Copy each line from the listing below where the word "type" shows up.
(Excerpted data Opens)
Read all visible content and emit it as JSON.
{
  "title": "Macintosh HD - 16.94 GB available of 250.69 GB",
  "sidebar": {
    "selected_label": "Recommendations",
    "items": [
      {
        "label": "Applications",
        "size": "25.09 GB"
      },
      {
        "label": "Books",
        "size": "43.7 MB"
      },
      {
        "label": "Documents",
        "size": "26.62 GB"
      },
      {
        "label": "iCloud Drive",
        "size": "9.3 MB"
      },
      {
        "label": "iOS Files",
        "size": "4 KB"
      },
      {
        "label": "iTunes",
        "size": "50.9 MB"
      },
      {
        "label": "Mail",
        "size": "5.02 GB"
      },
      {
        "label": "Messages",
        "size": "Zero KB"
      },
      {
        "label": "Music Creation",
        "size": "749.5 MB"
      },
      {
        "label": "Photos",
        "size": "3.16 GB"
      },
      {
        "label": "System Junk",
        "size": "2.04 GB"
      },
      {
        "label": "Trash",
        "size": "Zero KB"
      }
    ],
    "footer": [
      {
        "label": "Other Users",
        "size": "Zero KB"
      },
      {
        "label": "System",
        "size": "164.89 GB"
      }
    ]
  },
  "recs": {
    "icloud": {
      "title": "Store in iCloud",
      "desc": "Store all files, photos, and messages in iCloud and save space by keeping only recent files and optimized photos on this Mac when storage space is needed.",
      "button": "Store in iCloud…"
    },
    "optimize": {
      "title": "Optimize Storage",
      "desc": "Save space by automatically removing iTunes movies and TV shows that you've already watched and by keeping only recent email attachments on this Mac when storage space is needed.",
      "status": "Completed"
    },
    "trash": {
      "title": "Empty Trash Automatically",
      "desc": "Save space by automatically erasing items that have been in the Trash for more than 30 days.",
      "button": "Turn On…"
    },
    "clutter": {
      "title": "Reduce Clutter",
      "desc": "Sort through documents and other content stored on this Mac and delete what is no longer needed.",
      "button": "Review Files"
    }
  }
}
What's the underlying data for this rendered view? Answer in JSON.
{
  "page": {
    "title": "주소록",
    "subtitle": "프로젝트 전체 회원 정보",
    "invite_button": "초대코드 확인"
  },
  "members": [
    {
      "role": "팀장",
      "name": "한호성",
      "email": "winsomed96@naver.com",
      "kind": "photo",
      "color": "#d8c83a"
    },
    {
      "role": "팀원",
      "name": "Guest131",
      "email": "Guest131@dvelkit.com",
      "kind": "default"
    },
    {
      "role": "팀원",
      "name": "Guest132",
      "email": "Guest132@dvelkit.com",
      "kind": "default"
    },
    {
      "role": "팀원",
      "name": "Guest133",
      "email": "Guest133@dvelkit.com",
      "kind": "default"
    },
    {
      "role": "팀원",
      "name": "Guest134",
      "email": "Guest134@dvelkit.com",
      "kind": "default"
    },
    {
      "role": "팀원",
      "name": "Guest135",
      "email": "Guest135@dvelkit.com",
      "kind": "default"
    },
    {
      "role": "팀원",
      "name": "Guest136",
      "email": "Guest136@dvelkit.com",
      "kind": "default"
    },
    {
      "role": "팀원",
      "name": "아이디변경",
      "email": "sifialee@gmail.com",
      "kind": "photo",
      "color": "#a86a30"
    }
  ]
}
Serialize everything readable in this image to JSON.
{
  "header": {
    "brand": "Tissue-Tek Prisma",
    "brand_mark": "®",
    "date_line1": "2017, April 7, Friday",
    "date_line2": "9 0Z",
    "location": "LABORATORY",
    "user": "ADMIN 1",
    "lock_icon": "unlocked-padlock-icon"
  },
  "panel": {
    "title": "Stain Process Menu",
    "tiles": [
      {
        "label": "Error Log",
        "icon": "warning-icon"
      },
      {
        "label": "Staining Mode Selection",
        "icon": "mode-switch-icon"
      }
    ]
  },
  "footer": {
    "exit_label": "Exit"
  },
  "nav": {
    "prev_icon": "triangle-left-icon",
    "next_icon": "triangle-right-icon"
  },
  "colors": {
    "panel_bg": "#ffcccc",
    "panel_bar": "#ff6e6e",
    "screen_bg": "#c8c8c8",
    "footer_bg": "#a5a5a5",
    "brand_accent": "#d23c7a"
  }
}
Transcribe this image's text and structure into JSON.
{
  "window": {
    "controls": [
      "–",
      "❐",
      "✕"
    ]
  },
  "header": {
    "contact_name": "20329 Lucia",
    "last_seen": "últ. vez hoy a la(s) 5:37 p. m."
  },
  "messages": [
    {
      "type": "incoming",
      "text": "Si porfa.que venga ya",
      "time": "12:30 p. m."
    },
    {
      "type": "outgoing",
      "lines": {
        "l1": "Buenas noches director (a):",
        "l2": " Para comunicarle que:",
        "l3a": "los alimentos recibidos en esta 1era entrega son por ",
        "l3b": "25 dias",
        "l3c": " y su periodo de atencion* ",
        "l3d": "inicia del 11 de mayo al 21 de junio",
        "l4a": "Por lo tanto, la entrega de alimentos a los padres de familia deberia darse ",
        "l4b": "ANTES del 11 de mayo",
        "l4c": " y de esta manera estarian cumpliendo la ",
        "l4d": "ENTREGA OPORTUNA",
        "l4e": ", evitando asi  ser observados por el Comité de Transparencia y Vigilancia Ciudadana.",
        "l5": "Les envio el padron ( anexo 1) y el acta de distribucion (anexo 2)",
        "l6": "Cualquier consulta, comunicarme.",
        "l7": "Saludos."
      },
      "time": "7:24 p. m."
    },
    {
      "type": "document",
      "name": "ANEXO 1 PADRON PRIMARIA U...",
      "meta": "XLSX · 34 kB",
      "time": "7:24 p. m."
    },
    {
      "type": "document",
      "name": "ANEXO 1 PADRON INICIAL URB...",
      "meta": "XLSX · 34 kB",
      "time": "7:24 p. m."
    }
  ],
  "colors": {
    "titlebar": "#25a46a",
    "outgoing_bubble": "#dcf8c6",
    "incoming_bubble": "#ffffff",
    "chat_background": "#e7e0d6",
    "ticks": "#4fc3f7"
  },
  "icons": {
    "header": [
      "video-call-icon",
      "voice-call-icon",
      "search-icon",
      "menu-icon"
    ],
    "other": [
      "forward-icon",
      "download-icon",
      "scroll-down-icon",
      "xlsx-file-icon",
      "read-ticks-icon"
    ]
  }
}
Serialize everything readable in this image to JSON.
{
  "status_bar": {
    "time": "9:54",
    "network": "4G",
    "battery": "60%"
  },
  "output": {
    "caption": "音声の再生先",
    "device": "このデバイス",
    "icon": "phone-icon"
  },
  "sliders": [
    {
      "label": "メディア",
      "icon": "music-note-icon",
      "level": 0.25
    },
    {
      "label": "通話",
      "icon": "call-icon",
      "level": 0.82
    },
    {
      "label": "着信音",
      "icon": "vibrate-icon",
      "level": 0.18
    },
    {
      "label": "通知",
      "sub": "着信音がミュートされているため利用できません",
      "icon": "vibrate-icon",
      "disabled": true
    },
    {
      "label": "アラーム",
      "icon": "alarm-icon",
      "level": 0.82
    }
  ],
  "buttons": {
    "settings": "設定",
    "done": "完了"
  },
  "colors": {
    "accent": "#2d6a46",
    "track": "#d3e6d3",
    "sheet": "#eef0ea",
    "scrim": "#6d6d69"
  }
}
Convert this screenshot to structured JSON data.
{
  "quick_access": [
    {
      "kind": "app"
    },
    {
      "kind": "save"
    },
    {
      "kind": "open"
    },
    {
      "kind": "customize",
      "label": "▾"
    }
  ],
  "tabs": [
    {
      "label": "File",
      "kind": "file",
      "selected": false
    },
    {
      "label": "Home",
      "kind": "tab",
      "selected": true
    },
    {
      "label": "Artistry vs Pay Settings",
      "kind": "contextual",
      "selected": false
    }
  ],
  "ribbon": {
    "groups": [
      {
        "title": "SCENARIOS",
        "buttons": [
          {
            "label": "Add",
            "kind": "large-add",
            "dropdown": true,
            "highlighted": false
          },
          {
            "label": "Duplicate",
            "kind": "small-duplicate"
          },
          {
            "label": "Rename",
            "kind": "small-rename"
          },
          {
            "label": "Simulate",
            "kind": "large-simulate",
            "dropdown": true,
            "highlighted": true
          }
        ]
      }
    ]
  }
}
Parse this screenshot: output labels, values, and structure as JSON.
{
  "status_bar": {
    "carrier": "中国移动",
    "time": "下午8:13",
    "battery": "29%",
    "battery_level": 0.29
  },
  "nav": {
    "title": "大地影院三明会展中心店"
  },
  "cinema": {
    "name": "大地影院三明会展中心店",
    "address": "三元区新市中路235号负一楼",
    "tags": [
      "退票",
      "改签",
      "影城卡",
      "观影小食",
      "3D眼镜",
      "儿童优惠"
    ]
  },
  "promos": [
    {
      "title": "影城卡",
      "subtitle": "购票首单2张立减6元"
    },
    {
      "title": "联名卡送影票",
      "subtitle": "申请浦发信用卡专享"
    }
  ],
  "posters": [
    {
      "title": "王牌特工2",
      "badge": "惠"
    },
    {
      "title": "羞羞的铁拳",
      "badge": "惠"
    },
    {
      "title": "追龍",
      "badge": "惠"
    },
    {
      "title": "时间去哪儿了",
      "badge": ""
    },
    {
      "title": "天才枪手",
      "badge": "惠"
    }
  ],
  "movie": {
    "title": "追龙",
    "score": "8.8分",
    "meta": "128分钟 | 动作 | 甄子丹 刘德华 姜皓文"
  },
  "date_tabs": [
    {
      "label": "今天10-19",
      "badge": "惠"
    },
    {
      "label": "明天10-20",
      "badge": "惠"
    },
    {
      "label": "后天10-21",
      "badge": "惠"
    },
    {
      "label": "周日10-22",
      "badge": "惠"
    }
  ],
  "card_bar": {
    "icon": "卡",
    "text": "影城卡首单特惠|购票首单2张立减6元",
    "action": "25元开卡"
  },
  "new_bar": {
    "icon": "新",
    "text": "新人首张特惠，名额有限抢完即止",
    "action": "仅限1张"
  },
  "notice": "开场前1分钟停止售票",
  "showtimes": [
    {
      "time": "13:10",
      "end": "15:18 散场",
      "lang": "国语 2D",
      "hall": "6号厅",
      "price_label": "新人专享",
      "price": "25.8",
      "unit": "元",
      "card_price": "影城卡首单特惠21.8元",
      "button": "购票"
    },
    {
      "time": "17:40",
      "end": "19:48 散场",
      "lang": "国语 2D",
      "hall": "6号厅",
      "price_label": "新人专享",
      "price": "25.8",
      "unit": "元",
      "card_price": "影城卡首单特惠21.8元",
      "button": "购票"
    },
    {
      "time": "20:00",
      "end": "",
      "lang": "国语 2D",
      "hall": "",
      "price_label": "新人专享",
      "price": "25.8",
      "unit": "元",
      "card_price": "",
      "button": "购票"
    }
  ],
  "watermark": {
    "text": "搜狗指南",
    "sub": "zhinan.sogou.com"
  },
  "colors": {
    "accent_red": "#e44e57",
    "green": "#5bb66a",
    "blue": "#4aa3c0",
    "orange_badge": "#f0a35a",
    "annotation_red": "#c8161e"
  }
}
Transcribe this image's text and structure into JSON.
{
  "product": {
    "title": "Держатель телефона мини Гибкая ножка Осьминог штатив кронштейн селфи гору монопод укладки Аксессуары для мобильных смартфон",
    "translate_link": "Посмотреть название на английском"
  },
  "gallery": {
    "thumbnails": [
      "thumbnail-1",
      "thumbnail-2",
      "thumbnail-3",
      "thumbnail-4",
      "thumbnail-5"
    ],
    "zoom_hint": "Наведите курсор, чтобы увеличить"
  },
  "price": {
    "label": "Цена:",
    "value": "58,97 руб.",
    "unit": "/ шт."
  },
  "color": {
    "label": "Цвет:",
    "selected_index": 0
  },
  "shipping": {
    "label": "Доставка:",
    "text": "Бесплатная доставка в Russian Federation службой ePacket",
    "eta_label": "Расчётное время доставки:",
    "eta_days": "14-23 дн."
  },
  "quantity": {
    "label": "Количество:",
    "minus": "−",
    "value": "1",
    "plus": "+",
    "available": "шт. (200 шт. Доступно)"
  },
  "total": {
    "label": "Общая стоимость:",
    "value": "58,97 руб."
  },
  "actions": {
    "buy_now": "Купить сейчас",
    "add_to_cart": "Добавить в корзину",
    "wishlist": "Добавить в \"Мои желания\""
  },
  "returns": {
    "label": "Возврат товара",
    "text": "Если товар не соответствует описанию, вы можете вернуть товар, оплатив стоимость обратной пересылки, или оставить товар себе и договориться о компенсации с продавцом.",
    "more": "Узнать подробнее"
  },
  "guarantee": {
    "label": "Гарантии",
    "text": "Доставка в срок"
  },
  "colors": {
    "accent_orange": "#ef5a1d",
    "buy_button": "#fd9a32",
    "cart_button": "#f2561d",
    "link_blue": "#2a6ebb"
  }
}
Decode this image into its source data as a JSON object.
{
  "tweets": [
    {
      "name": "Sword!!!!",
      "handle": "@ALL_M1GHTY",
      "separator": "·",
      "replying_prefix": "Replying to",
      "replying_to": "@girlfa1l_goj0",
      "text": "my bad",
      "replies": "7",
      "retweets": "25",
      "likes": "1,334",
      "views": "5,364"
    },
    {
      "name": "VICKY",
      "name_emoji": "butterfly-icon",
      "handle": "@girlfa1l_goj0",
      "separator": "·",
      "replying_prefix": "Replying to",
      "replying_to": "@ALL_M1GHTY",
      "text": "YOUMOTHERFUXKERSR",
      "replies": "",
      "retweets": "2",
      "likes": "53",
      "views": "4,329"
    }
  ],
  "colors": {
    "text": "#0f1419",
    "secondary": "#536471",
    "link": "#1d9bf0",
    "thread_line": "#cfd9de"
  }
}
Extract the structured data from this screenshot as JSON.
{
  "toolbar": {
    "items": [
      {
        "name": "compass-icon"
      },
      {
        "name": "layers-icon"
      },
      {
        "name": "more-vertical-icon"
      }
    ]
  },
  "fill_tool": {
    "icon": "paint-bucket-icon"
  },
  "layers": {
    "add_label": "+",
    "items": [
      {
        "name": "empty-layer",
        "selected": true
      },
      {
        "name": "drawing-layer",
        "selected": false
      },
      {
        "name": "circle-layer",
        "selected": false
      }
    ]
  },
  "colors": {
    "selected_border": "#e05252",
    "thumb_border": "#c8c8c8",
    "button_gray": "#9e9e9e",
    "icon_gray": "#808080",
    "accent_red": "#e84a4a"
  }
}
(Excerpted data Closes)
#### Exercise solution:
      "type": "incoming",
      "type": "outgoing",
      "type": "document",
      "type": "document",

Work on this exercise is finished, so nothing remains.